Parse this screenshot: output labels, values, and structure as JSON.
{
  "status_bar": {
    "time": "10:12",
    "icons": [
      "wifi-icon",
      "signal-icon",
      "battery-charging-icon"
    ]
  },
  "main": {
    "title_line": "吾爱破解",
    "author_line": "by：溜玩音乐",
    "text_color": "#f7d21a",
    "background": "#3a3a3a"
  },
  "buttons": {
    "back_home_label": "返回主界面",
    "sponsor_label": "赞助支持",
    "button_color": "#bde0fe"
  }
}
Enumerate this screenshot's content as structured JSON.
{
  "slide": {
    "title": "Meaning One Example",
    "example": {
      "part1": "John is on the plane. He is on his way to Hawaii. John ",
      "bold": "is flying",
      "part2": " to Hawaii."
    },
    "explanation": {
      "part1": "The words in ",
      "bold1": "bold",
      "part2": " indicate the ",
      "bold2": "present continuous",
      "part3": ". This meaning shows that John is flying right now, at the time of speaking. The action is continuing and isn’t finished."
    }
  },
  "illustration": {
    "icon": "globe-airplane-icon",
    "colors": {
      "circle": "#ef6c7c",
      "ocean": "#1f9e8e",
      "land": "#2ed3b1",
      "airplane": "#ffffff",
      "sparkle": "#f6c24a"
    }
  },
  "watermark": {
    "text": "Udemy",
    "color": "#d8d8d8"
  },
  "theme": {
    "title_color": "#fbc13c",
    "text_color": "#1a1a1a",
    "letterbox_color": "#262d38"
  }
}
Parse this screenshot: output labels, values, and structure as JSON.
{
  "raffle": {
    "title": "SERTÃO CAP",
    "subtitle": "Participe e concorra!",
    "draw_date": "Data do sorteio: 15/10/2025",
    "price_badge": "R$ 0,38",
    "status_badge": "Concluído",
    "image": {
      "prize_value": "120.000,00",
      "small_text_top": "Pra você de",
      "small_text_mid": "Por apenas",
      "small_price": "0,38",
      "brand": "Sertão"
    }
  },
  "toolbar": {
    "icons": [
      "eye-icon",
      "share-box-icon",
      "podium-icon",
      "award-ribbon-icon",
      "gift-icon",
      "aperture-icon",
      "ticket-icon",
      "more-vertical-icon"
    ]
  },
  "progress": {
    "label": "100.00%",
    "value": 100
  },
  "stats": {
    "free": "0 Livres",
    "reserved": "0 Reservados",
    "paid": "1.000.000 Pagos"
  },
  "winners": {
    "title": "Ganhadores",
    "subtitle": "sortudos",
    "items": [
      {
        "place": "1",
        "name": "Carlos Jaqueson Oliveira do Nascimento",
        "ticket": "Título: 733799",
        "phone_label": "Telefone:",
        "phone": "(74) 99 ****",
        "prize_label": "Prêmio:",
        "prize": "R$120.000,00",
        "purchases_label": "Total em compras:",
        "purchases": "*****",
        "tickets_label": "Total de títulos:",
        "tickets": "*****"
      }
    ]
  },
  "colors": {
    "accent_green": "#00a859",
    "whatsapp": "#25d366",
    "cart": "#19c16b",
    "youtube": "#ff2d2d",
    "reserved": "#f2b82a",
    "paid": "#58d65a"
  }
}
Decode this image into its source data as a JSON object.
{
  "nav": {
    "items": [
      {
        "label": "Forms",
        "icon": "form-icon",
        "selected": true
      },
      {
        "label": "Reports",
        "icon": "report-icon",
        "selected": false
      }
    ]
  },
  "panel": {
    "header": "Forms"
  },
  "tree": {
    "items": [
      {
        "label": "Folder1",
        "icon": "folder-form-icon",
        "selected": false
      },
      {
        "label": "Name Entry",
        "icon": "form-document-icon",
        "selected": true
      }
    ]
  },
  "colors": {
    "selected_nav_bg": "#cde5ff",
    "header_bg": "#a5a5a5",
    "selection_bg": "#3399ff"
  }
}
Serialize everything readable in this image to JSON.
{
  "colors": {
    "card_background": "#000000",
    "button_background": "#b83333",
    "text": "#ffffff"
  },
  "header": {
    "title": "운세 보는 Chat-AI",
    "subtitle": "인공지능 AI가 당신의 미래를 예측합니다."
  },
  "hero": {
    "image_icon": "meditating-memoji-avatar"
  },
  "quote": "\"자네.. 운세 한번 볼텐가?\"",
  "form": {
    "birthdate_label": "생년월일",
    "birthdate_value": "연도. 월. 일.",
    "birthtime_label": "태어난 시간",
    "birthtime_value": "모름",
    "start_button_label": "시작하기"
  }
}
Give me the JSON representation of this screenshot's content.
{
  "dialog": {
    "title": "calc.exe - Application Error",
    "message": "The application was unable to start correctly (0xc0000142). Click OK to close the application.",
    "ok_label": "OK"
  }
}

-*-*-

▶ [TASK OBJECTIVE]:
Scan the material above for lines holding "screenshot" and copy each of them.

▶ [ANSWER SECTION]:
Parse this screenshot: output labels, values, and structure as JSON.
Enumerate this screenshot's content as structured JSON.
Parse this screenshot: output labels, values, and structure as JSON.
Give me the JSON representation of this screenshot's content.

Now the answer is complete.